1. WPP’s third-quarter PR and public affairs revenue numbers underwhelmed Friday morning. The holding company, which owns and operates Burson-Marsteller, Hill+Knowlton Strategies, Ogilvy Public Relations, and others, saw just 0.1% organic revenue growth in its PR and public affairs division in the period. One bright spot was content-development in the US led by SJR.
2. Facebook is monitoring the posts of users for political commentary, then sharing the data with ABC News and BuzzFeed to support their 2016 election reporting. The social network will classify data from users age 18 and older as positive, negative, or neutral, and can further break it down by gender and location.
3. The end date for The Colbert Report has been set: December 18. At some point next year, Colbert will inherit David Letterman’s role as host of the Late Show on CBS.
4. Canadian crisis communications firm Navigator has cut ties with CBC personality Jian Ghomeshi over reports he assaulted or verbally abused at least eight women.
The hashtag #BeenRapedNeverReported, started by a reporter for the Toronto Star in support of one woman accusing Ghomeshi of sexual assault, trended on Twitter overnight.
5. The Detroit Free Press has reviewed "What Did Jesus Drive?," the book by former Ford Motor Co. comms VP Jason Vines, calling it a "rambunctious, profane, politically incorrect ride."
Vines has reportedly claimed in the book that Ford bugged his phone and car more than 10 years ago during the Firestone tire-recall crisis.

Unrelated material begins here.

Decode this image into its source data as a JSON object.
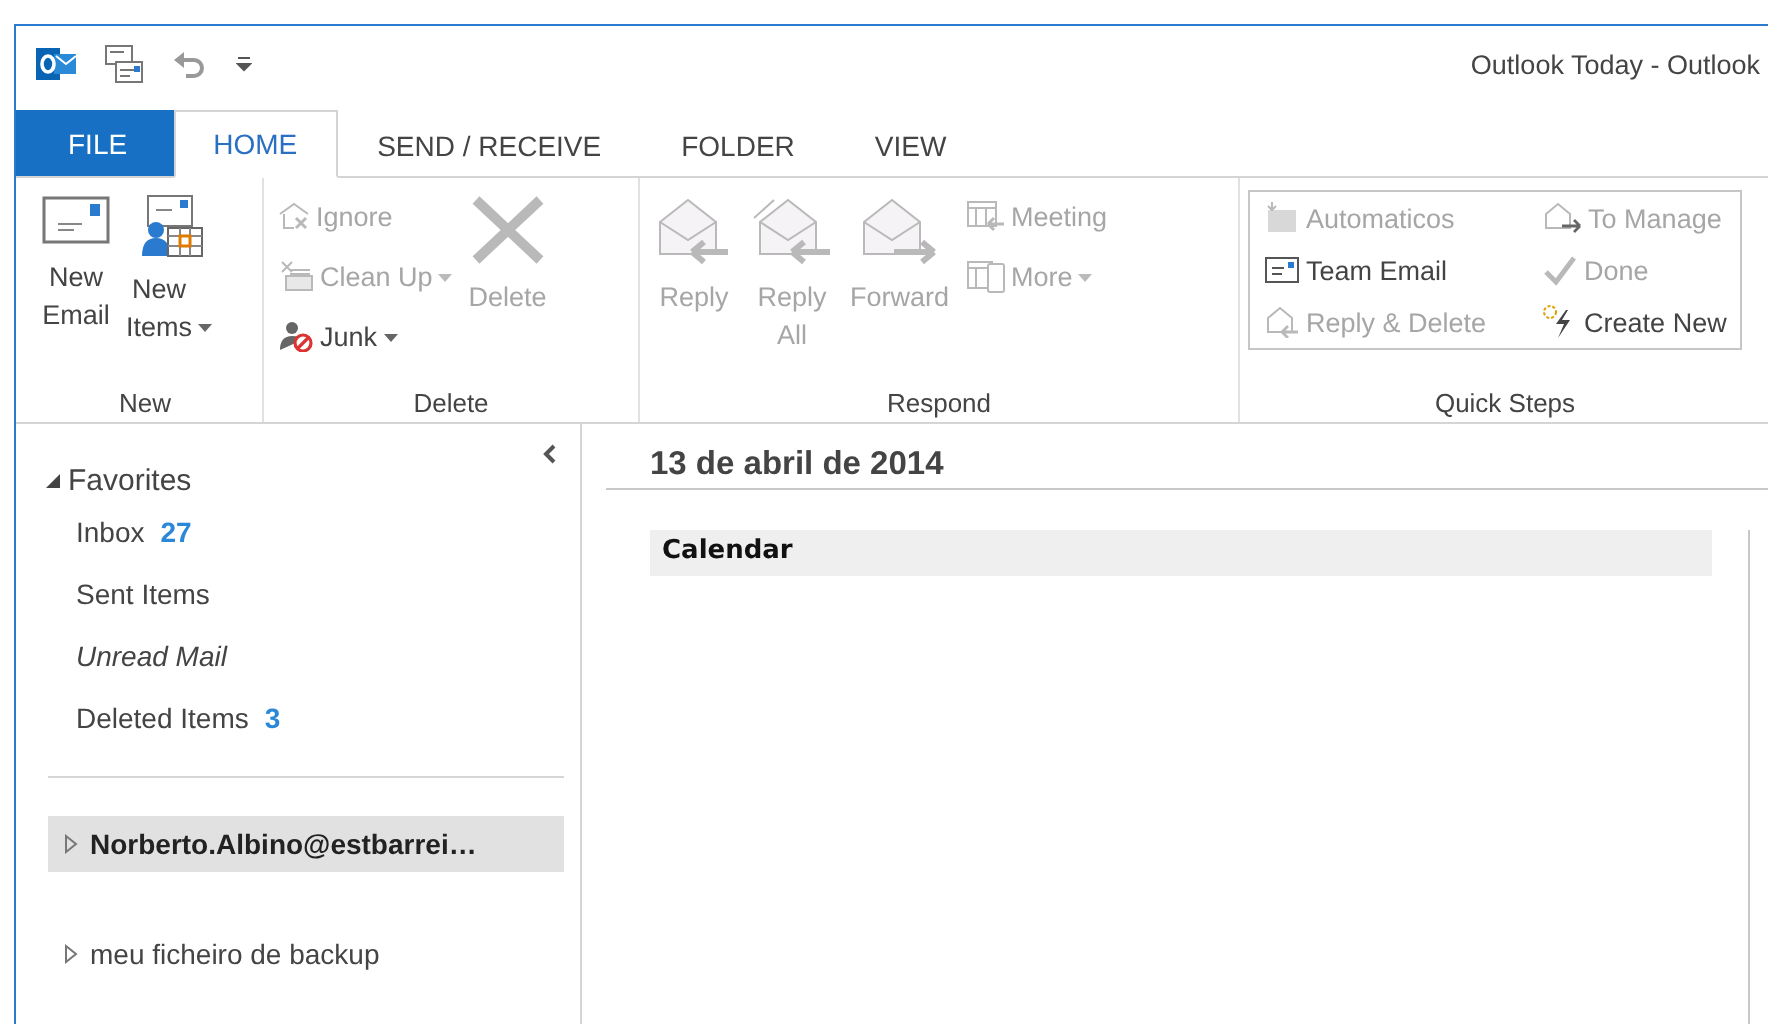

6. The Washington Post is standing by its story on the White House’s handling of the 2012 Secret Service prostitution scandal after questions were raised about a key source. The Post’s executive editor said it did not primarily rely on information from any one person.
7. Sen. Mary Landrieu (D-LA) is taking heat for comments she made to NBC News’ Chuck Todd about President Barack Obama’s popularity in her state, saying, "the South has not always been the friendliest place for African-Americans."
8. Twitter has demoted Daniel Graf, who joined six months ago as VP of product, according to numerous reports. Two other key executives at the microblogging service also left this week.
9. Chevrolet is making lemonade out of an embarrassing post-World Series moment for executive Rikk Wilde. It added the hashtag #TechnologyAndStuff to the website for its Colorado truck and created a tweet poking fun at Wilde’s nervous post-game presentation.